“We wanted it to stay a small community thing, and even as we’re growing, it still feels like a small community. Everybody knows everybody, everybody’s hanging out with everybody. It’s just like a big family day at the beach,” says Chadwick.

This sense of belonging and mutual support is a cornerstone of the project, fostering an environment where participants feel safe, supported, and part of something special.

How to Get Involved: Volunteering and Donations

The Adaptive Surf Project thrives on community involvement. Volunteers are always welcome, whether they have water skills or can assist with logistics and support on land. Additionally, donations are crucial to maintaining the quality and availability of equipment.

“We’re always looking for donations. Our gear is expensive, and having everyone out costs a bit. If anybody feels inclined to donate, we appreciate that,” Chadwick urges. Interested individuals can find more information and contact details on the Adaptive Surf Project’s website and social media platforms.

Riding the Waves of Change

The Adaptive Surf Project is more than just a surfing initiative; it’s a beacon of hope, inclusion, and community.
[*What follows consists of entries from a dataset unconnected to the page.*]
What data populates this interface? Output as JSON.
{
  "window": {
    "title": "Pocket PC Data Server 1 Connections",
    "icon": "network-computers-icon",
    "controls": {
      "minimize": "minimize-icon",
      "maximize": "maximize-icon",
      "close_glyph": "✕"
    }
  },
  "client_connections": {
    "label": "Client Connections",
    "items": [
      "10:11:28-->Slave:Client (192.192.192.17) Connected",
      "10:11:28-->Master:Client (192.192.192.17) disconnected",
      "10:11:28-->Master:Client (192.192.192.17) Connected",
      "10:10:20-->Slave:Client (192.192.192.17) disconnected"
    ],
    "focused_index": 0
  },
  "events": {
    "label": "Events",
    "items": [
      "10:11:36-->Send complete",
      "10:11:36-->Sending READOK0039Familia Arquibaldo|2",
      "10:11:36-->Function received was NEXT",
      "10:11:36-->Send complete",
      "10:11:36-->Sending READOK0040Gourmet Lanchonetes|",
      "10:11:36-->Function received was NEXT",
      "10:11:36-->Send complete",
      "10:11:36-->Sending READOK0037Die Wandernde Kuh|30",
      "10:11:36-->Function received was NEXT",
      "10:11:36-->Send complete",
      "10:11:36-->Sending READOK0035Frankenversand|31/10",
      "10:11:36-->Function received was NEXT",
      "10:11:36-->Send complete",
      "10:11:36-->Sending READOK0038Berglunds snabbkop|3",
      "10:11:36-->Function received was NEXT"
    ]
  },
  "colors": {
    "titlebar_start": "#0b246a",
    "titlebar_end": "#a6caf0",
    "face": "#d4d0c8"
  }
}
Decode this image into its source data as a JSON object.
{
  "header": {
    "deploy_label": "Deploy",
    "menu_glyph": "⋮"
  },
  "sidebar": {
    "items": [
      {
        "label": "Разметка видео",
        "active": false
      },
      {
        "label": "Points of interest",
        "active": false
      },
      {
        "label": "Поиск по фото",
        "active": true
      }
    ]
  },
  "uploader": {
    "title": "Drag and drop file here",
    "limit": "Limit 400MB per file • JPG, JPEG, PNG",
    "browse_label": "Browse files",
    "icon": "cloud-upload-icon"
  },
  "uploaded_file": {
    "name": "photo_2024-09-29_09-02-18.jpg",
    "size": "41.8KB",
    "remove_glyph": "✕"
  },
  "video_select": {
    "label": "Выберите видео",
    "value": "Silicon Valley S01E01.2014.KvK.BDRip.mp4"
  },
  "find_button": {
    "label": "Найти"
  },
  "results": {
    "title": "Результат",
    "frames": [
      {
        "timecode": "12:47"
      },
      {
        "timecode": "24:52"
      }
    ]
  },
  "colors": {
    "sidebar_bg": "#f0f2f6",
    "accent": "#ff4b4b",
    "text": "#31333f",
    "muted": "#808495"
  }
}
Through the dedication of Christine Chadwick, her team, and a legion of volunteers, the project has transformed the lives of many, proving that with support and determination, the ocean’s waves are accessible to all.

Watch on YouTube – Christine Chadwick on Adaptive Surf Project of North Carolina – 6.15.24

00:13 Christine Chapman leads Adaptive Surf Project for people of all abilities

  • Project aims to bring people together to have fun and share waves regardless of abilities and backgrounds
  • Emphasis on volunteers who play a crucial role in making the experience enjoyable for all

01:13 Started Adaptive Surf Project in 2016

  • Got involved due to brother’s accident and passing away
  • Engaged surf community, volunteers, and professional surfers

02:12 Community-focused adaptive surf project in North Carolina

  • Started as a small initiative for wheelchair-bound individuals like Josh
  • Grew into a close-knit community with 45-50 surfers enjoying a family-like atmosphere

03:08 Experienced volunteers ensure safety and comfort in the water

  • Volunteers undergo CPR certification and regular training for safety measures
  • Process of helping surfers in and out of the water is compared to a bowling lane

03:56 Volunteers helping surfers and fostering camaraderie

  • Surfers returning with big smiles, appreciating support and camaraderie
  • Project’s positive impact seen through smiles and community support

04:57 Helping individuals find joy and healing through ocean experiences

  • Providing opportunities for individuals with disabilities to enjoy the ocean
  • Bringing together a supportive community to help individuals overcome challenges

05:54 Adaptive Surf Project NC welcomes donations for expensive gear

  • Contact info available on their website for inquiries and donations
  • Chairs used in the project are expensive but beneficial for participants

06:42 Adaptive surf project equipment and photography

  • The equipment includes floating chairs for the ocean
  • Today Christine is a photographer with a GoPro camera